from w, I don't know if this is really a recent post, or they gave up on blogs on their site a month or two ago. Anyway this is about Tevita, community manager on Vorovoro Island.
Tevita's challenge to Fiji
By Jale, Vorovoro, Fiji Posted 5 days ago
(as interviewed and scribed by Adam Pacey)
As the Community Manager, Tevita passionately describes himself as the bridge between Fiji and the world as they visit Vorovoro through the Tribe Wanted project. There is no doubt it is a role of tremendous responsibility but also one which Tevita finds exceptionally rewarding. With his finger directly on the pulse of everything that is happening on Vorovoro Tevita decided he wanted to provide a monthly blog to allow everyone to share in these rewards and hear how he sees and feels the project progressing. Welcome to the first of those blogs.
First and foremost, the most important message that Tevita wants to get across in this opening blog is how strong the community spirit is on the island. That is not the spirit of Team Fiji and the spirit of the visiting Tribe separately, but it is the spirit of Vorovoro as a unified and thriving Fijian village. As Community Manager Tevita is constantly alert to the mood on the island and throughout his community, and he is keen to stress how tremendously proud he is everyday seeing the village pull together as one to work on the ongoing projects and further the two way cultural enrichment that is happening here. It is important to him now to keep this momentum going so all the world can experience it. Just last week, for example, the Tribe and Team Fiji decided for the first time since the project began that they wanted to eat together as one at regular intervals. Sure enough a couple of days later and a delicious banquette was laid on for all in the Grand Bure. It was a great evening, enjoyed by all, but best of all he says it was not prompted by him or by the Tribe Wanted staff it was a community driven intiative that came about through a genuine feeling of togetherness and simply because it felt right. That is the Fijian way. Tevita sums it up perfectly by saying it is just like building a Bure – your foundations must be solid and the rest of the building will be solid and long lasting. On Vorovoro the community spirit is the foundations and he is very happy to report the foundations of Vorovoro are very solid.

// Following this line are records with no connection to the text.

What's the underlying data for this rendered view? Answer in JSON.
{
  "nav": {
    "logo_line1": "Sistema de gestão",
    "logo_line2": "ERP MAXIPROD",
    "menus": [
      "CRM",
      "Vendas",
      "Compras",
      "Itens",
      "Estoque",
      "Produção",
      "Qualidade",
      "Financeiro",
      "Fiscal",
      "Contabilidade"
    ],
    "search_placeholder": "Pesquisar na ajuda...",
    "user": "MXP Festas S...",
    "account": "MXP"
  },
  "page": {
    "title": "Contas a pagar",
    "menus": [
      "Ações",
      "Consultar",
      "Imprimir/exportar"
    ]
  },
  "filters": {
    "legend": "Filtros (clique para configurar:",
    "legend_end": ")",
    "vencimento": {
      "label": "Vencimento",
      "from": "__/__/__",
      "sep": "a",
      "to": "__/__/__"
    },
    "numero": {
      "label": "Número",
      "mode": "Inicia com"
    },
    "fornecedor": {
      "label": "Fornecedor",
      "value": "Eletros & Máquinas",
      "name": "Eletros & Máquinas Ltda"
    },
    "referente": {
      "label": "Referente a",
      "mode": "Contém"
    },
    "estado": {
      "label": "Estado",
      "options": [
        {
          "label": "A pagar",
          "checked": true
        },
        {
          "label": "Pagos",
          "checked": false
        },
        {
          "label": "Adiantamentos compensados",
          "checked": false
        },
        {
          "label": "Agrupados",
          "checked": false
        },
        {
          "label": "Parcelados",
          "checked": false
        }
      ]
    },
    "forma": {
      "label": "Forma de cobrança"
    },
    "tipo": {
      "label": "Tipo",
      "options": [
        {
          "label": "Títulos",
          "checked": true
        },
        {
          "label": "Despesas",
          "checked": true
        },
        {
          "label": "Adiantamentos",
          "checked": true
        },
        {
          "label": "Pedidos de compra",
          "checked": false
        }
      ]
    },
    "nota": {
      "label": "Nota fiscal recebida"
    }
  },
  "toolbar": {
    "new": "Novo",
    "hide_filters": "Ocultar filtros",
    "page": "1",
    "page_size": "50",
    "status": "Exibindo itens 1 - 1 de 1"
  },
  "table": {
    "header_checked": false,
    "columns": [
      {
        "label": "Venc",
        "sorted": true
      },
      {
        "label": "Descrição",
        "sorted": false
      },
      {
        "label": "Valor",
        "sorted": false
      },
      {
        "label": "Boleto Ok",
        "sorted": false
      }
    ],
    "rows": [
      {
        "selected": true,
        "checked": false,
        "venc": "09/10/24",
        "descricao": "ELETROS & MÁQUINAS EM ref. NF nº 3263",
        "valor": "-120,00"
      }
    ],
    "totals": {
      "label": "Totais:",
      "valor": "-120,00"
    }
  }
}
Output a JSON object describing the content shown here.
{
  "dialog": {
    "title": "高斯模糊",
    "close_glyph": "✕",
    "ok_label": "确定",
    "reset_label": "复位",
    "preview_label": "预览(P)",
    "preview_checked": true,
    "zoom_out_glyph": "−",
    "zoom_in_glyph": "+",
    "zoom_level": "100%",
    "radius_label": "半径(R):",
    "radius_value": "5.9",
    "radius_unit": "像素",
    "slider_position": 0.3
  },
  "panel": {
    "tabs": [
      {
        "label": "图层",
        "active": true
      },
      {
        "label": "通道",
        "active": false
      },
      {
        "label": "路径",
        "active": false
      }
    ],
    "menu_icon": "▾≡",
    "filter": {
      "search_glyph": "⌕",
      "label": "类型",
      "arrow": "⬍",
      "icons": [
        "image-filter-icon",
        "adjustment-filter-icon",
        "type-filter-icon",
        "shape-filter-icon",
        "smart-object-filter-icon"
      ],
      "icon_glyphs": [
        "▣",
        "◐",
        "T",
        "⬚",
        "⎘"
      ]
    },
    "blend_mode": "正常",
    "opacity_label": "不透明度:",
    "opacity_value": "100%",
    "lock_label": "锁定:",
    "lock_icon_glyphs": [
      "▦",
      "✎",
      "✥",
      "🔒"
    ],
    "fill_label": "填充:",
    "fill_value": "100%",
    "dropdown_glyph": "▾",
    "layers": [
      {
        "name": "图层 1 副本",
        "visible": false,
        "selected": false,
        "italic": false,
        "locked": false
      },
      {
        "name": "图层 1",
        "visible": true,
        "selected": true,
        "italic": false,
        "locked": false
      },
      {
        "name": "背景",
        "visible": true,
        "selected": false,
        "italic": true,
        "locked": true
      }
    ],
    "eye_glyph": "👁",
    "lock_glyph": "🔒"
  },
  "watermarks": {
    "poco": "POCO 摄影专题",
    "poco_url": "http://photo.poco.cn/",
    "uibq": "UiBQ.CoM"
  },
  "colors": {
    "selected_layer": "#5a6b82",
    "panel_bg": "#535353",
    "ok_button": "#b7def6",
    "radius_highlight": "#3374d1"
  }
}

Tevita looks upon Vorovoro like any other Fijian community and he constantly aims to ensure that in work, rest and play it operates and functions as such. This is working. It is really working both for the world and for Fiji. There is no greater testament to this than when other Fijian Chiefs visit Vorovoro and are both surprised and impressed by the truly traditional Fijian reception they receive and how accurately Fijian customs are being followed. Throughout Fiji, Tevita has observed the gradual fading and disappearance of the traditions and cultural richness which he and his team is now nurturing so successfully on Vorovoro. Perhaps only 10% of Fijian villages are still practicing these traditions he estimates and goes on to say that if there were a competition on Fijian culture and tradition across Fiji he is confident that Vorovoro would do very well! It is this he says that leads visitors to the island to constantly ask himself and Tui Mali “how did you achieve this?” or to call them ‘lucky’. Tevita’s response is simple … “what is happening here comes from the heart”. He explains that every member of the community on Vorovoro is passionate about what is happening here and is keen to learn and participate, and once that passion is in place then the rest is relatively easy. To learn a Meke, or Kava Ceremony etiquette, or the traditional Fijian greetings only takes moments he says, but their cultural importance is timeless. So the question is not really for him or for Tui Mali, or for Vorovoro but it is for the rest of Fiji … when will the rest of Fiji feel the same passion for their culture again. The people of the world are interested and are learning Fijian culture and traditions now … the people of Fiji should be proud and embrace their tradition and culture too. That is Tevita’s challenge to Fiji.
Everything is moving in the right direction and the coming month has plenty in store. New pathways and landscaping to protect the grass during the dry season, the finishing touches to the new Team Fiji bure, clearing up and raising the new gardens and Fruitopia, amongst many other things are all positive improvements and take us ever closer to being a fully self sustainable Fijian village. Culturally there will also be good progress and Tevita is particularly looking forward to developing and practicing new Meke’s and to the tribe getting to grips with the full Kava mat ceremony which it is planned will be performed for the first time at the Tribe Wanted 2nd Year anniversary.
Finally Tevita says he is very excited about the Fijian language lessons, that started today. As the method by which mankind communicates thoughts, ideas and feelings and, perhaps most appropriately, passes on culture and tradition he has no doubt this will be an important addition to the Tribe Wanted experience.
And this is something new! I've never seen the Mali women with hula hoops before!